So, Peter Pan is kind of an asshole. There's actually another word I'd like to call him, but it doesn't seem very blog appropriate. My mom's been making the case for years that Peter Pan is just a little brat, but I wasn't fully convinced (suspected, yes) until I actually read James M. Barrie's story.
The story, I'm sure you know. Peter lures Wendy, John, and Micheal to Neverland so that Wendy can be a mother to the Lost Boys. After a surprisingly long flight, the children arrive and set up a happy little home until the Pirates, lead by Captain James Hook, decide that Wendy should be their mother instead. You already know who saves the day.
So here's the thing: Peter is supposed to be the personification of youth... cocky, selfish, defiant... but Barrie neglects to weave in the genuine kindness that children also possess. For me, Peter was downright unlikeable. Few redeeming qualities. He forgets Wendy, John, and Michael on the flight to Neverland and only runs into them again by chance. He refuses for the Lost Boys to know things he does not or even eat if he's not in the mood. The entire island exhales when he travels away.
I also despise the compromise between Peter, Wendy, and Mrs. Darling. It is agreed that Wendy will go with Peter to Neverland every spring so that she can do Peter's spring cleaning. Really? And I'm not sure if it makes it any better that Peter actually forgets to come for Wendy, his maid...
All of that being said, I did enjoy Barrie's writing style. It is well suited to fantastical adventures. He adds little details to the main plotline, like adding a little nook to the story. My favorite is the description of the tree trying to grow in the children's underground house. They chop it down to make space for playing but it grows just enough to then serve as a table for supper.

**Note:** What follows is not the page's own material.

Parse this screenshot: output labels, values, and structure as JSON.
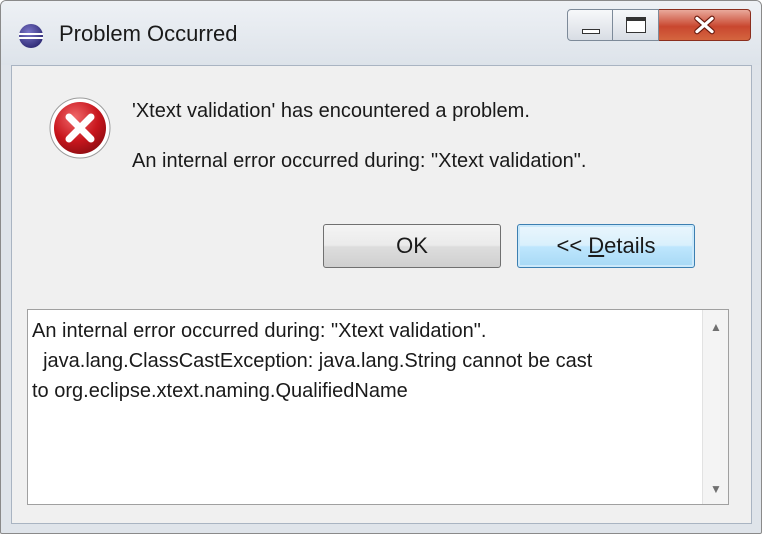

Recommendation: If you can suspend all notions of political correctness, feminism, and ignore Peter, it really is an otherwise charming story